In the second of a series of articles celebrating the swans that reside on the lakes of Wanstead Park and Wanstead Flats, Tracey Adebowale-Jones welcomes new life, locally and across the waterways of Britain
In Wanstead Park, we have three breeding pairs of swans on our four lakes (known to swans as territories), Perch Pond, Heronry Pond, Ornamental Waters and Shoulder Of Mutton Pond. Over on Wanstead Flats, we have a breeding pair (and very unusually a mistress!) on Alexander Lake, and on Jubilee Pond, we have a non-breeding flock.
Swan pairs will nest on the same territory every year unless they are driven away by another pair looking for a nesting site. The early months of spring often see many territorial spats on the lakes, which can result in injury or even death. Once established, however, it is a journey of hard work and waiting for the breeding pair.
The swans will spend many hours building their nest from twigs, leaves and vegetation. Sadly, as our litter problem becomes more of an issue, we will see plastic and bits of rubbish in the nest, so it is important that we keep our parks clean. The female (pen) will create a hollow in the middle of the nest as she builds the walls higher to keep safe from predators. The nest will usually be surrounded by water and hidden from sight as much as possible.
From late April, the pen will start laying and incubating, leaving the nest only to eat and bathe – but only for short periods. The male (cob) will be seen displaying his feathers as a sign to stay away and will stay close by to protect his mate and soon-to-be new family. Swans will lay up to 10 eggs; hatching occurs from May to June/July. Once the cygnets are hatched, it is a testing time for the parents as they protect them from gulls, pike, terrapins and, sadly, humans.
Last year, Wanstead Park saw eggs taken and smashed and the Perch pair lost all their cygnets to predators. The Ornamental pair were much luckier, having immediately moved their clutch to a safer nest site following hatching, and managed to keep seven of their eight cygnets.
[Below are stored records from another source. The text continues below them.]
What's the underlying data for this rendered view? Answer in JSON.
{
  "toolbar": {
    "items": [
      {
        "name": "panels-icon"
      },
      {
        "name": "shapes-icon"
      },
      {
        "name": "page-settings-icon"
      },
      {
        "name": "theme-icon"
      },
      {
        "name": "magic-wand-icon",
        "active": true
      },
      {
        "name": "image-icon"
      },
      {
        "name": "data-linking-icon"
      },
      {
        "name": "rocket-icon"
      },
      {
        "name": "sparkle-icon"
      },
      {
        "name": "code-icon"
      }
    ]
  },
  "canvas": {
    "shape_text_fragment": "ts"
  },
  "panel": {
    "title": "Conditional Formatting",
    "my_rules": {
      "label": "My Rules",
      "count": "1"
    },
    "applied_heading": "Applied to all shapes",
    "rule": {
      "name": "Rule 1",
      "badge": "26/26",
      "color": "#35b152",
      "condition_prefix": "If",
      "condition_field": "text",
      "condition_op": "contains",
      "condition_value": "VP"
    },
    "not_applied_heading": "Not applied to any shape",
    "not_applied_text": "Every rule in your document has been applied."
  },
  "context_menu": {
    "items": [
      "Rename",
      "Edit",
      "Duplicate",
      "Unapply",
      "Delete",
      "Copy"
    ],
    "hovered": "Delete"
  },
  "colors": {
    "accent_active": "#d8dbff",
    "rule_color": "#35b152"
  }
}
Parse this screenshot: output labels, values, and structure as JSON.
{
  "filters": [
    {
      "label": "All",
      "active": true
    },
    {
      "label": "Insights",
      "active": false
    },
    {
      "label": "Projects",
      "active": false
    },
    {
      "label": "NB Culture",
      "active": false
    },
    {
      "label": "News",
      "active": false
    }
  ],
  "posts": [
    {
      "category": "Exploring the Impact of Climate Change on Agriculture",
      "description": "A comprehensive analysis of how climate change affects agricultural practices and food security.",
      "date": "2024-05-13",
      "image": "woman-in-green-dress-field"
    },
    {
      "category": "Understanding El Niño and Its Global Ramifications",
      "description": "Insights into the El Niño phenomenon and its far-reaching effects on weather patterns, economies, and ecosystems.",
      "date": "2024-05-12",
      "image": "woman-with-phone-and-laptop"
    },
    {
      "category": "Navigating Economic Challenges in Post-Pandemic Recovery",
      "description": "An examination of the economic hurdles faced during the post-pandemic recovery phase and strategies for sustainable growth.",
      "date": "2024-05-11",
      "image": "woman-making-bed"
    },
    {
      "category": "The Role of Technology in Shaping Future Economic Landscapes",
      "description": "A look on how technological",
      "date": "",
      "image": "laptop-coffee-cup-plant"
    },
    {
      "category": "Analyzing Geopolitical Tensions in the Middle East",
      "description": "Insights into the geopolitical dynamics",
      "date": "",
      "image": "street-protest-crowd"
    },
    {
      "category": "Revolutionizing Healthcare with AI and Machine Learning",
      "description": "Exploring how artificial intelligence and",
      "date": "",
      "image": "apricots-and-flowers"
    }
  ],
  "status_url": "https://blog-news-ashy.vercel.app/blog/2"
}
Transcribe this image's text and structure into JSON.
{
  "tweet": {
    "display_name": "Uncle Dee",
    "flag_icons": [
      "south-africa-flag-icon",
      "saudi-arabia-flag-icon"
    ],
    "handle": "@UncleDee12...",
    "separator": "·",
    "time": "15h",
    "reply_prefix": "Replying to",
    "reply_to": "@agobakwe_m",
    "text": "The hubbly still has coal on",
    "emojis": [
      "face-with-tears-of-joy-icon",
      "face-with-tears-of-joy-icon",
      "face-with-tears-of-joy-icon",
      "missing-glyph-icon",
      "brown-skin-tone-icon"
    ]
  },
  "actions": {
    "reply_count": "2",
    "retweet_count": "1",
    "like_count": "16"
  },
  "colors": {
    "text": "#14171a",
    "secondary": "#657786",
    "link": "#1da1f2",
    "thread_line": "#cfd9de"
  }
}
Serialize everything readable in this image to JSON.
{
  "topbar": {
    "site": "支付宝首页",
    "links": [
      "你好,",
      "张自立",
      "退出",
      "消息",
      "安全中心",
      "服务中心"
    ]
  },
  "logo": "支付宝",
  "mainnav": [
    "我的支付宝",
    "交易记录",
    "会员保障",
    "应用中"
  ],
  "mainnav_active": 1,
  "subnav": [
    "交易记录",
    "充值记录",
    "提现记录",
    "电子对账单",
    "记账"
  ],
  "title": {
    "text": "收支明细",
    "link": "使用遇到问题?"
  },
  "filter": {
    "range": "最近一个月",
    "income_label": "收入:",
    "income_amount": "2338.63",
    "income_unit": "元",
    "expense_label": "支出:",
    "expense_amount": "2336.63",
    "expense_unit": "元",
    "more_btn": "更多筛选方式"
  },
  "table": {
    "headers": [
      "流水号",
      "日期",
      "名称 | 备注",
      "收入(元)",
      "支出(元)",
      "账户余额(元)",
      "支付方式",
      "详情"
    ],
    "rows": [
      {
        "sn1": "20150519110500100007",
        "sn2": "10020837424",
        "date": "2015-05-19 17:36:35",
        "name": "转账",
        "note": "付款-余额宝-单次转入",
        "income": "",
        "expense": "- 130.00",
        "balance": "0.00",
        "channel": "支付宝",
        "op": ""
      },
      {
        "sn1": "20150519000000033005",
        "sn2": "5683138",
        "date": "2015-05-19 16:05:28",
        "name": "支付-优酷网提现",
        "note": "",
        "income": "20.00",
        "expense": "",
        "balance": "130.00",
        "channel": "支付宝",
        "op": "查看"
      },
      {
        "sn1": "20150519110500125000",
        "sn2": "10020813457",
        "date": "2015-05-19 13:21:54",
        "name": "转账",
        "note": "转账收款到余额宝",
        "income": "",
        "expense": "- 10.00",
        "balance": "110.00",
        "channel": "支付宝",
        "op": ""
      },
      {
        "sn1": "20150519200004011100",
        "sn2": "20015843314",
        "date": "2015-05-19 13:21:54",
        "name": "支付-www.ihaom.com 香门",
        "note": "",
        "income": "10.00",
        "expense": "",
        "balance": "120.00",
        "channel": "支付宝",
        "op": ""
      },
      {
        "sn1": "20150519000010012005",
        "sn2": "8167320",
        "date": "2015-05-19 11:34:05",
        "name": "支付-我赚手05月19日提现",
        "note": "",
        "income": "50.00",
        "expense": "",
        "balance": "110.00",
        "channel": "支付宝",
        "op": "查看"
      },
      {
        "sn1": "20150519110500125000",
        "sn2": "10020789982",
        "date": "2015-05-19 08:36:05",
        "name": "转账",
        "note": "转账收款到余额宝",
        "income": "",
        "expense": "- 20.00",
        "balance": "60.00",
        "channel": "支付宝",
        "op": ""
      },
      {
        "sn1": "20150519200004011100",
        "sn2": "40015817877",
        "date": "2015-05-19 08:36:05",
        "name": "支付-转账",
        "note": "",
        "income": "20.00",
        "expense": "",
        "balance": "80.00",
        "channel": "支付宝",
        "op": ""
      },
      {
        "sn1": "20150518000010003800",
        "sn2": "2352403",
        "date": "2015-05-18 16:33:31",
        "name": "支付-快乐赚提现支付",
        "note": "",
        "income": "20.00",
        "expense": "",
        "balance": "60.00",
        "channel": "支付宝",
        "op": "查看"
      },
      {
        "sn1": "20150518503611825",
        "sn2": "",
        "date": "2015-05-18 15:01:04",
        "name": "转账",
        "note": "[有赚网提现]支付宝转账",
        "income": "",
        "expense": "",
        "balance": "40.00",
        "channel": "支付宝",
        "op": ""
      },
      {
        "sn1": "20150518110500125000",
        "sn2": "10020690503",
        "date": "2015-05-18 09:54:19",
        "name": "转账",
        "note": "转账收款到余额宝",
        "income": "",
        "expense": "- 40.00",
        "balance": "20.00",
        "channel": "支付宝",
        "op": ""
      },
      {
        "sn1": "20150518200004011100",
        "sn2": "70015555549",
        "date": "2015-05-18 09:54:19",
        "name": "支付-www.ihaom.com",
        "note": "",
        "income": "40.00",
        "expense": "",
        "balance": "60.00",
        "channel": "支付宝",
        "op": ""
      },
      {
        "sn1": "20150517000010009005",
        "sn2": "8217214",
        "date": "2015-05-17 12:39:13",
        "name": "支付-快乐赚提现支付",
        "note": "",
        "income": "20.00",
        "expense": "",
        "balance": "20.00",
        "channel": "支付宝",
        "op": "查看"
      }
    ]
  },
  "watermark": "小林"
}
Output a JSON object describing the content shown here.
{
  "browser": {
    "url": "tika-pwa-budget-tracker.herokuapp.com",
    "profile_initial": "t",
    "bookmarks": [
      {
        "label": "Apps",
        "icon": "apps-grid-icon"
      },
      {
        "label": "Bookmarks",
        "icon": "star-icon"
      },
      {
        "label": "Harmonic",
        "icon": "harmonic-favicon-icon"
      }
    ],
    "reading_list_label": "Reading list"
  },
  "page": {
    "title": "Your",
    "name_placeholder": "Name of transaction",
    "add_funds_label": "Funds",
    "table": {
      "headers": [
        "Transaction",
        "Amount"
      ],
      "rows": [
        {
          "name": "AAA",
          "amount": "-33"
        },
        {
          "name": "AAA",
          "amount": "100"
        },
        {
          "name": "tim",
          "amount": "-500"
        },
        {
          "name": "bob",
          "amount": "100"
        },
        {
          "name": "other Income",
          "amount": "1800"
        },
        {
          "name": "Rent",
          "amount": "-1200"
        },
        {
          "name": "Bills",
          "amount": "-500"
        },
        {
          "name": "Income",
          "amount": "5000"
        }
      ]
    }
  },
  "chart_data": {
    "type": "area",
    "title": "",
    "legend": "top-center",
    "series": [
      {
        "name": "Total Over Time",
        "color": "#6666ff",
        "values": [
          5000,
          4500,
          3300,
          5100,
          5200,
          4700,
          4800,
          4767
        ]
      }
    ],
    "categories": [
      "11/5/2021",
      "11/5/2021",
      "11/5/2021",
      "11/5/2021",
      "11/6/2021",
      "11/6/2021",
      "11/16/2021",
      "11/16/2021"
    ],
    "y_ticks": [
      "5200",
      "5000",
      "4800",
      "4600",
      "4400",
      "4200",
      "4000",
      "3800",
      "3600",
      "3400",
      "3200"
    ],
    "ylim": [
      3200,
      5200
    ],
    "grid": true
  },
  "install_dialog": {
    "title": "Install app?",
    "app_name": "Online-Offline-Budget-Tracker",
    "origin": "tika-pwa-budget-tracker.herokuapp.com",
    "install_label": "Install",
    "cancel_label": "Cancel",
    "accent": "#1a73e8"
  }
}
It’s a difficult time for the swan volunteers too, as we keep close guard over the breeding pairs and monitor their nests and their cygnets. We all feel a sense of loss when we see one cygnet has gone missing, let alone all of them. Within a day of the Perch pair hatching eight eggs this year, one went missing.
This breeding season has obviously fallen in the midst of the Covid-19 lockdown, and the park has attracted so many more visitors. The swans and their cygnets have become used to a number of photographers at any one time, bringing their youngsters onto the bank for food and attention. But this leaves them vulnerable, as people still do not put dogs on leads or children run to see them. It is at this point that swans can show their more protective side and hiss and raise their wings. It is not only humans who are sent off; Canada geese, coots and ducks are all sent away, often by the cob, if they come within a wing length of the swan family. Their little downy, fluffy babies are well protected by their large parents.
By eight to 10 weeks old, if they have survived, the cygnets will have reached half their adult size and have their grey-brown plumage. At 13 to 17 weeks, those once tiny cygnets are ready to learn to fly, and by September they are practising their flight techniques with the help of mum and dad. In the park, you are often able to witness the whole family taking off and returning after a flying lesson.
In the next article, I hope to be able to show a chronicle of the new swans of Wanstead as those who survive grow up and become independent.